A woman’s periodontal health may be impacted by a variety of factors.
During puberty, an increased level of sex hormones, such as progesterone and possibly estrogen, causes increased blood circulation to the gums. During this time, the gums may become swollen, turn red and feel tender. This will often diminish or resolve after puberty is complete.
Occasionally, some women experience menstruation gingivitis. Women with this condition may experience bleeding gums, bright red and swollen gums and sores on the inside of the cheek. Menstruation gingivitis typically occurs right before a woman's period and clears up once her period has started.
Some studies have shown that pregnant women who have periodontal disease may be more likely to have a baby that is born too early and too small. It is possible that bacteria in the mouth that contribute to the development of periodontal disease may pose a hazard to the developing fetus. The American Academy of Periodontology recommends that women who are considering becoming pregnant have a periodontal evaluation.
Women who are menopausal or post-menopausal may experience changes in their mouths, including dryness, pain or burning sensation and alteration of taste. This may be particularly apparent with foods heavy in salt, pepper or sour flavors.

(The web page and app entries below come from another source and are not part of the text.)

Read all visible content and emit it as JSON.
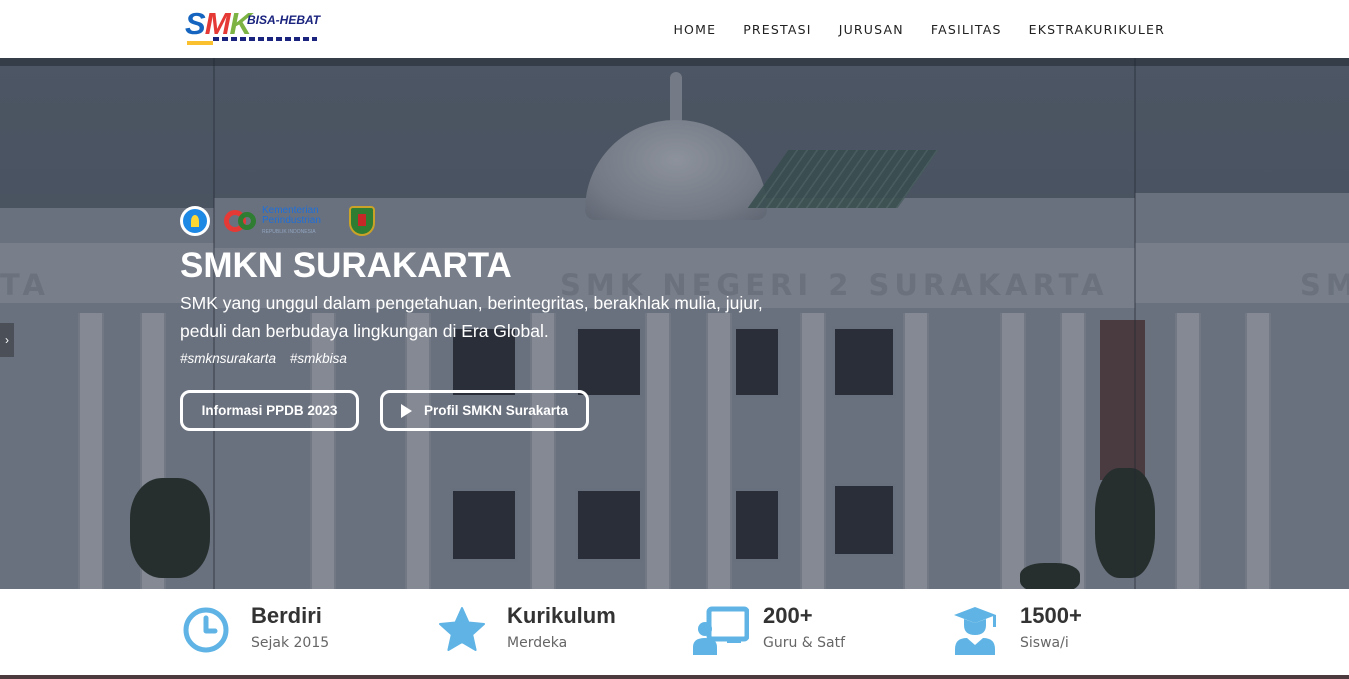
{
  "navbar": {
    "logo": {
      "main": "SMK",
      "badge": "BISA-HEBAT"
    },
    "menu": [
      {
        "label": "HOME"
      },
      {
        "label": "PRESTASI"
      },
      {
        "label": "JURUSAN"
      },
      {
        "label": "FASILITAS"
      },
      {
        "label": "EKSTRAKURIKULER"
      }
    ]
  },
  "hero": {
    "partners": {
      "kemenperin_line1": "Kementerian",
      "kemenperin_line2": "Perindustrian",
      "kemenperin_line3": "REPUBLIK INDONESIA"
    },
    "title": "SMKN SURAKARTA",
    "tagline": "SMK yang unggul dalam pengetahuan, berintegritas, berakhlak mulia, jujur, peduli dan berbudaya lingkungan di Era Global.",
    "tags": [
      "#smknsurakarta",
      "#smkbisa"
    ],
    "buttons": {
      "ppdb": "Informasi PPDB 2023",
      "profil": "Profil SMKN Surakarta"
    },
    "building_sign": "SMK NEGERI 2 SURAKARTA",
    "slider_arrow": "›"
  },
  "stats": [
    {
      "icon": "clock-icon",
      "title": "Berdiri",
      "sub": "Sejak 2015"
    },
    {
      "icon": "star-icon",
      "title": "Kurikulum",
      "sub": "Merdeka"
    },
    {
      "icon": "teacher-board-icon",
      "title": "200+",
      "sub": "Guru & Satf"
    },
    {
      "icon": "graduate-icon",
      "title": "1500+",
      "sub": "Siswa/i"
    }
  ],
  "colors": {
    "icon_blue": "#5fb4e5",
    "text_dark": "#333333",
    "text_muted": "#666666",
    "logo_blue": "#1565c0",
    "logo_red": "#e53935",
    "logo_green": "#7cb342"
  }
}
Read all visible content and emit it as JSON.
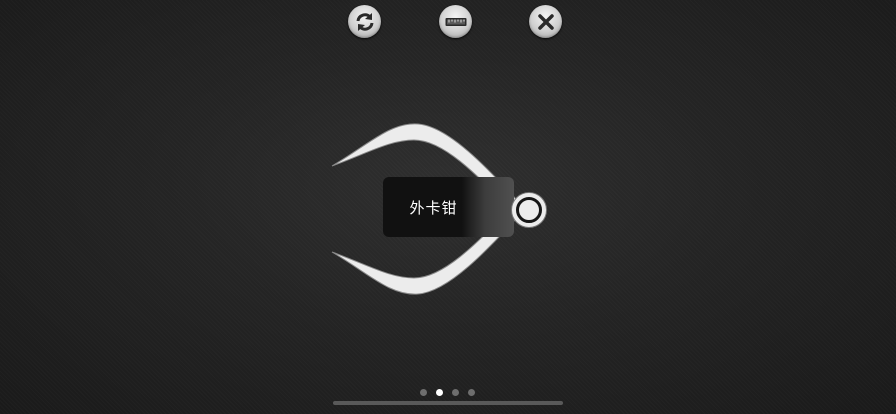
{
  "toolbar": {
    "buttons": [
      {
        "id": "refresh",
        "icon": "refresh-arrows-icon"
      },
      {
        "id": "ruler",
        "icon": "ruler-icon"
      },
      {
        "id": "close",
        "icon": "close-icon"
      }
    ]
  },
  "tool": {
    "name": "外卡钳",
    "icon": "outside-caliper-icon"
  },
  "pager": {
    "page_count": 4,
    "current_page": 2
  },
  "colors": {
    "background": "#242424",
    "caliper": "#ececec",
    "label_box": "#111111",
    "dot_active": "#ffffff",
    "dot_inactive": "#6e6e6e"
  }
}
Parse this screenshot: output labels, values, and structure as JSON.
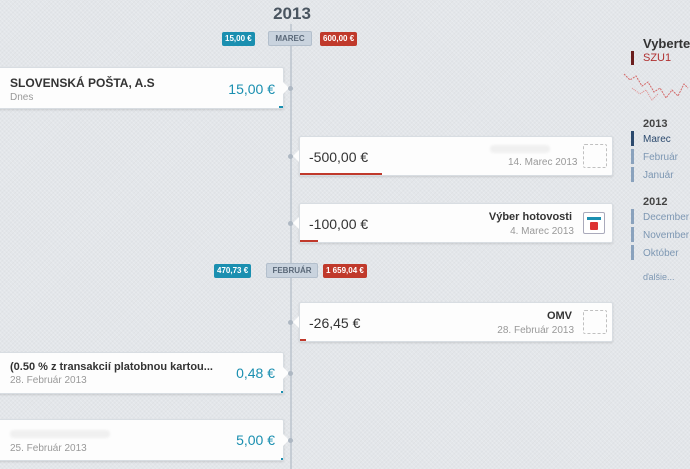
{
  "timeline": {
    "year": "2013",
    "months": [
      {
        "income": "15,00 €",
        "label": "MAREC",
        "expense": "600,00 €"
      },
      {
        "income": "470,73 €",
        "label": "FEBRUÁR",
        "expense": "1 659,04 €"
      }
    ]
  },
  "transactions": [
    {
      "title": "SLOVENSKÁ POŠTA, A.S",
      "date": "Dnes",
      "amount": "15,00 €",
      "kind": "income"
    },
    {
      "title": "",
      "date": "14. Marec 2013",
      "amount": "-500,00 €",
      "kind": "expense"
    },
    {
      "title": "Výber hotovosti",
      "date": "4. Marec 2013",
      "amount": "-100,00 €",
      "kind": "expense"
    },
    {
      "title": "OMV",
      "date": "28. Február 2013",
      "amount": "-26,45 €",
      "kind": "expense"
    },
    {
      "title": "(0.50 % z transakcií platobnou kartou...",
      "date": "28. Február 2013",
      "amount": "0,48 €",
      "kind": "income"
    },
    {
      "title": "",
      "date": "25. Február 2013",
      "amount": "5,00 €",
      "kind": "income"
    }
  ],
  "sidebar": {
    "heading": "Vyberte",
    "account": "SZU1",
    "years": [
      {
        "year": "2013",
        "months": [
          "Marec",
          "Február",
          "Január"
        ]
      },
      {
        "year": "2012",
        "months": [
          "December",
          "November",
          "Október"
        ]
      }
    ],
    "more": "ďalšie..."
  },
  "colors": {
    "income": "#1a8fb0",
    "expense": "#c0392b",
    "background": "#e3e6ea"
  }
}
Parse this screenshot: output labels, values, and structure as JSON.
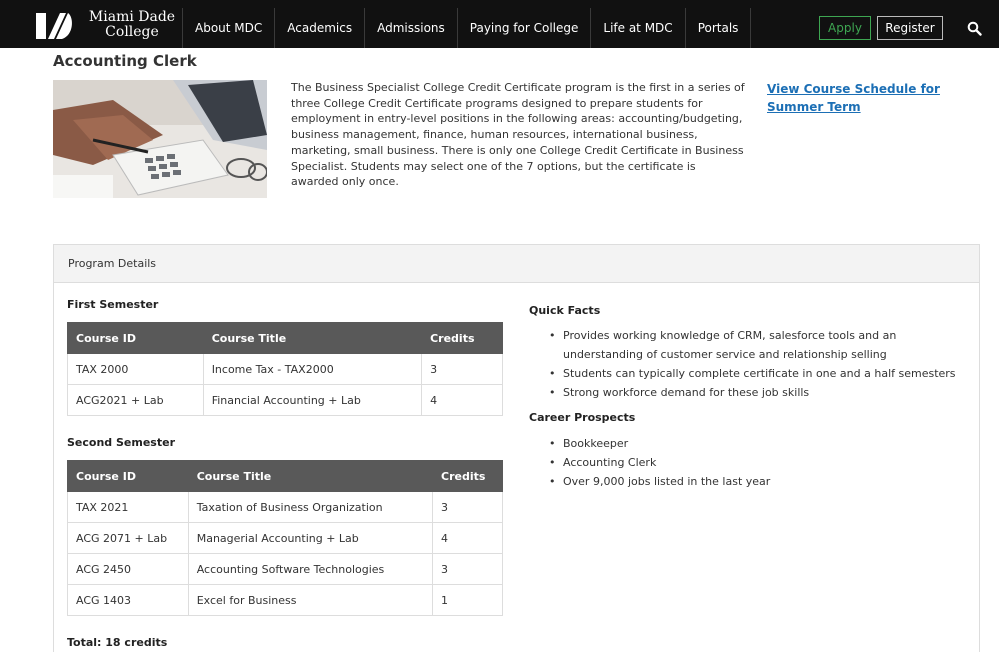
{
  "nav": {
    "logo_line1": "Miami Dade",
    "logo_line2": "College",
    "items": [
      "About MDC",
      "Academics",
      "Admissions",
      "Paying for College",
      "Life at MDC",
      "Portals"
    ],
    "apply_label": "Apply",
    "register_label": "Register",
    "search_icon": "search-icon",
    "apply_color": "#3ea652",
    "bar_color": "#111111"
  },
  "page": {
    "title": "Accounting Clerk",
    "intro": "The Business Specialist College Credit Certificate program is the first in a series of three College Credit Certificate programs designed to prepare students for employment in entry-level positions in the following areas: accounting/budgeting, business management, finance, human resources, international business, marketing, small business. There is only one College Credit Certificate in Business Specialist. Students may select one of the 7 options, but the certificate is awarded only once.",
    "schedule_link": "View Course Schedule for Summer Term",
    "link_color": "#1c6fb5"
  },
  "program": {
    "panel_title": "Program Details",
    "first_semester": {
      "title": "First Semester",
      "headers": [
        "Course ID",
        "Course Title",
        "Credits"
      ],
      "rows": [
        [
          "TAX 2000",
          "Income Tax - TAX2000",
          "3"
        ],
        [
          "ACG2021 + Lab",
          "Financial Accounting + Lab",
          "4"
        ]
      ]
    },
    "second_semester": {
      "title": "Second Semester",
      "headers": [
        "Course ID",
        "Course Title",
        "Credits"
      ],
      "rows": [
        [
          "TAX 2021",
          "Taxation of Business Organization",
          "3"
        ],
        [
          "ACG 2071 + Lab",
          "Managerial Accounting + Lab",
          "4"
        ],
        [
          "ACG 2450",
          "Accounting Software Technologies",
          "3"
        ],
        [
          "ACG 1403",
          "Excel for Business",
          "1"
        ]
      ]
    },
    "total": "Total: 18 credits",
    "quick_facts": {
      "title": "Quick Facts",
      "items": [
        "Provides working knowledge of CRM, salesforce tools and an understanding of customer service and relationship selling",
        "Students can typically complete certificate in one and a half semesters",
        "Strong workforce demand for these job skills"
      ]
    },
    "career_prospects": {
      "title": "Career Prospects",
      "items": [
        "Bookkeeper",
        "Accounting Clerk",
        "Over 9,000 jobs listed in the last year"
      ]
    },
    "header_color": "#595959"
  }
}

A small number of women may experience menopausal gingivostomatitis which may cause the gums to look shiny or dry and bleed easily. Estrogen supplements are often an effective means for treating this condition.